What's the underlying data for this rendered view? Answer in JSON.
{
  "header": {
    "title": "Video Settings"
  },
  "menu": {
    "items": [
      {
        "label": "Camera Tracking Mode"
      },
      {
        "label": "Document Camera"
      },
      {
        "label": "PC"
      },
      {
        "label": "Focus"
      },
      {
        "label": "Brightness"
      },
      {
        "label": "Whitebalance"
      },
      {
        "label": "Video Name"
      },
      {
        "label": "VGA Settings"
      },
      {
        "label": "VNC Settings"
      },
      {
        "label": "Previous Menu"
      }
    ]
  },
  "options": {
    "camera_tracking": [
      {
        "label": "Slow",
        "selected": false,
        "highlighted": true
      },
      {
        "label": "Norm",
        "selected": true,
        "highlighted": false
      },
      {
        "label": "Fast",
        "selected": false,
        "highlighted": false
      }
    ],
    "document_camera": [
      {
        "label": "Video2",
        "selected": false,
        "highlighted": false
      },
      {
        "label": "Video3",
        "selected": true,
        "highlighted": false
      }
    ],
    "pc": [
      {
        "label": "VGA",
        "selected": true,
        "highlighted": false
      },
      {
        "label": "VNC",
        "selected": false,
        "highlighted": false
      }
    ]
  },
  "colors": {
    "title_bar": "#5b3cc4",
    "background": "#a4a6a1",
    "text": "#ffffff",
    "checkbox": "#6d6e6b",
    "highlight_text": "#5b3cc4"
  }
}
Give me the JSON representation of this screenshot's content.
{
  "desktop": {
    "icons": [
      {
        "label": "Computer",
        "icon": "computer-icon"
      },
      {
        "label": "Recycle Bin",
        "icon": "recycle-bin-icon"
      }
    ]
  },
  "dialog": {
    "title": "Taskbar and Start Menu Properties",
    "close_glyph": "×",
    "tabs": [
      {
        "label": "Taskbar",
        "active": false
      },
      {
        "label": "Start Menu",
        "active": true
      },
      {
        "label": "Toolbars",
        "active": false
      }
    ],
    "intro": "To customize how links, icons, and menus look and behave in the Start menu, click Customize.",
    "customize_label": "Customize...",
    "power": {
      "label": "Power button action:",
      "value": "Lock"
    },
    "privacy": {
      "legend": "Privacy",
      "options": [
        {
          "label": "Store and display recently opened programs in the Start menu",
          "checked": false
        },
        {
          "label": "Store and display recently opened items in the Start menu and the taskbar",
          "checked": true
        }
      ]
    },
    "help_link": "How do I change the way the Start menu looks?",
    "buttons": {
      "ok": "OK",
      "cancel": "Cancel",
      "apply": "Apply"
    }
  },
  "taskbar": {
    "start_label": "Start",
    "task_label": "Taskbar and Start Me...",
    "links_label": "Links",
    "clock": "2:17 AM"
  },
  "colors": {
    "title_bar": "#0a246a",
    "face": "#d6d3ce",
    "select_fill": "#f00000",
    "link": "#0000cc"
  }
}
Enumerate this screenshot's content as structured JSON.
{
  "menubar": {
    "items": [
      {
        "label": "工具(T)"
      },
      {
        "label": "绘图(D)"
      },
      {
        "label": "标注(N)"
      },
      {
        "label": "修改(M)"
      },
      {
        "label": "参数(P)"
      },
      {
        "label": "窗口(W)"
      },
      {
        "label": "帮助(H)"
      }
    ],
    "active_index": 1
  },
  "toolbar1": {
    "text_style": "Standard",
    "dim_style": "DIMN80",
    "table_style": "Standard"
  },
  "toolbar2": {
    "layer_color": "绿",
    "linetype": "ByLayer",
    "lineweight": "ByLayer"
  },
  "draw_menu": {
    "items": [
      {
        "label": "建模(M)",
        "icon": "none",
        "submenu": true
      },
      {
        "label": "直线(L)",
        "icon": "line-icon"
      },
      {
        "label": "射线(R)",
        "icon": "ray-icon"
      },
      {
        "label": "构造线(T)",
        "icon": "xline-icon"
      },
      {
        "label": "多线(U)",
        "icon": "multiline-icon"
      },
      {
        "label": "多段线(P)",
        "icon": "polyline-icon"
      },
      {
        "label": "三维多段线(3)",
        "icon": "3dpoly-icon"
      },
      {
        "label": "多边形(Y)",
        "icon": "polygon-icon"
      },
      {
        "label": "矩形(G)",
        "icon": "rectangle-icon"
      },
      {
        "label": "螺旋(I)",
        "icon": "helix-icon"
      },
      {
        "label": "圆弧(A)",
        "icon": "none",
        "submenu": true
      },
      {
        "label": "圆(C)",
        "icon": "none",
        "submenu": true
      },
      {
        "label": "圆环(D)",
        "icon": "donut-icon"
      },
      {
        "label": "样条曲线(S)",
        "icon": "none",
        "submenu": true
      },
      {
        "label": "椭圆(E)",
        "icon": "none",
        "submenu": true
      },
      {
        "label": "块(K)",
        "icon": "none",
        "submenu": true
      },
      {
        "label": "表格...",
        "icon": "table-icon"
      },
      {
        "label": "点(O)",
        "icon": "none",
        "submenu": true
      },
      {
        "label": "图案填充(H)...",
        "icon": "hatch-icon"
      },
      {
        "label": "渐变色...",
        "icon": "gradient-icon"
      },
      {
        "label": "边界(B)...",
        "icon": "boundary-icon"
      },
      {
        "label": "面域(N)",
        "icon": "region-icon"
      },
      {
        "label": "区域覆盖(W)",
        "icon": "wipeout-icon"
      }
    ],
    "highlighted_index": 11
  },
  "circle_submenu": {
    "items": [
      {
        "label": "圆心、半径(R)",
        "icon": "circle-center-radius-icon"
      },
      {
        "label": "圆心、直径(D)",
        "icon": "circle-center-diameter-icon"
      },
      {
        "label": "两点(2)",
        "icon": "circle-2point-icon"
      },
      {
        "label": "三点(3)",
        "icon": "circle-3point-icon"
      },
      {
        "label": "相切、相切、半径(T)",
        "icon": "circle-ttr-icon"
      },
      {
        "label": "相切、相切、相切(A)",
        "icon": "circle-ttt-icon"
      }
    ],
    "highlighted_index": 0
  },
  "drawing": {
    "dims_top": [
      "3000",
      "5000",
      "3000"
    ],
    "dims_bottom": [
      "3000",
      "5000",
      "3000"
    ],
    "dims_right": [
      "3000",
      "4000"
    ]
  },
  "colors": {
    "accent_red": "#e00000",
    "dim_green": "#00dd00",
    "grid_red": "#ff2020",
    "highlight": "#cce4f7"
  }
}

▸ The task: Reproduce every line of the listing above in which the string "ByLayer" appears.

▸ Reply to the exercise:
    "linetype": "ByLayer",
    "lineweight": "ByLayer"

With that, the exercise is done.